The biggest challenge with any lesson that you’re trying to convey to your kids is finding a way to make it stick. Sure, you can tell them why something is important and even give them a perfect example that they are bound to understand, but this is not guaranteed. Instead, you need to be extra creative.
This is especially important when it comes to the matter of money and finances. Namely, their relationship with money needs to be established as early as possible. Knowing how to manage their money will predetermine them for success or doom them to fail in every financial endeavor.
Still, important as it may be, how does one actually pull it off? Here are some ideas to help you get going.
Use Media to Your Advantage
One of the ways to ensure that your kids have understood the information is to try and deliver it through the media. There are a lot of great cartoons that can subtly teach them about financial responsibility. For instance:
- Phineas and Ferb: The Lemonade Stand
- Arthur: Arthur’s Pet Business
- Max & Ruby: Bunny Money
The list goes on.
Fables like The Ant and The Grasshopper are another great way to send a powerful message. You see, the ant is not starving because he saved during the harvest season (while his income was high/existent).
Sometimes, even though the message is clear and masterfully inserted into the media format, your kids might have some trouble interpreting/understanding it. After all, while they might memorize everything that happens here, their reading comprehension might not still be as high. This is why you need to talk to them afterward and check if they understand what it’s all about.
Lastly, you should look for a theatre for children and see if there are any plays that fit your agenda. This old-school entertainment format might just be memorable enough for them to embrace this message even quicker.
Give Them an Allowance
You can start by giving them a bit of their own money – an allowance. This way, they have their own finances to manage. Now, it is important that you are both strict and fair. They either need to receive the same amount on a regular basis (in order to understand how regular income works) or (even better) they need to be paid based on their behavior and chores they performed.
If they want something, make sure to tell them that they should get it from their allowance. If one allowance isn’t enough, explain how they can set aside their allowance (or a percentage of their allowance) every time they receive it.
The key thing here is not to cave in and buy them the thing they want if they can’t afford it for too long. They need to save for it. It’s OK that you buy them something else. After all, there’s nothing more natural than spending money on your kid. However, this is the one example that they’re supposed to use as a valuable lesson.
In the long run, the lesson they learn will be much more useful than anything that they want you to buy (at that age). This is true even if they want something that will allow them to pursue a creative interest or passion (like buying them a camera).
Gamify the Experience
One of the ways to make all of this more interesting would be to gamify the overall money-saving experience.
For instance, you should get them an interesting piggy bank so that they have a place where they can deposit the money. Keep in mind that the younger they are, the more fun they’ll have from the very act of putting their money in the piggy bank. In fact, even adults can benefit from saving plans (like a 52-weeks saving plan).
Video games can also play a huge role in teaching them financial responsibility. After all, strategy and RPG video games have their own currencies and their own economy.

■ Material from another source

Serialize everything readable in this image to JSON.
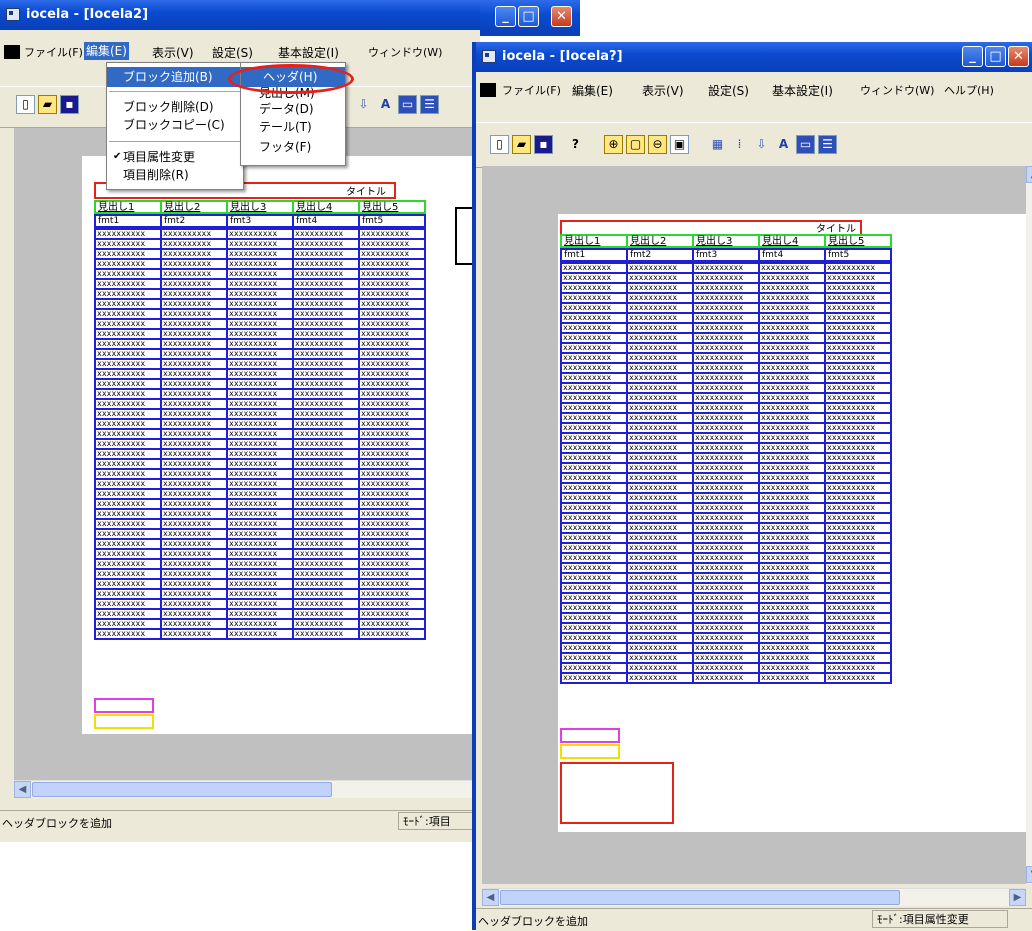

Some MMO (massively multiplayer online) even have their own financial systems and currencies that evolve and, in many ways, act like the real economy.
If you have more than one child, you can even turn this into a competition. The key thing is that they have so much fun that they fail to realize that they’re learning in the process. This task is not easy to achieve, but it’s possible with the right organization and motivation.
Be Honest About Money
Many parents believe that by sheltering their children from the hard reality of financial life, they’re doing them a favor. This is not necessarily the case.
- You see, telling your kids that they can’t get something because it’s not a priority is a good thing.
- Telling them that they need to wait until your next paycheck before you buy them something is also a good lesson (even if things are not necessarily so dire financially).
- Telling them that they’ll get something once their behavior improves or once they earn it is one of the best stances that you can assume in this situation.
The thing is that you’re telling them the truth. Sure, they shouldn’t worry about the money while they’re too young, but one’s budget and financial health are generally a serious matter. At the very least, they need to be aware of the fact that it’s something worth worrying about.
Solving all of their issues as soon as they pop up, never making them work for anything, and intervening whenever they start crying is bad. It will teach them a model that will be completely unsustainable once they reach a certain age.
In the end, you need to understand a couple of things. First, they’re never too young to start learning about the value of money. Two, this is your responsibility, and while there is a chance that someone else will step up, you should never pass on something so important to someone else. Lastly, you’re doing your child a huge favor, one that they will be thankful for, for the rest of their lives. Therefore, there are no higher priorities.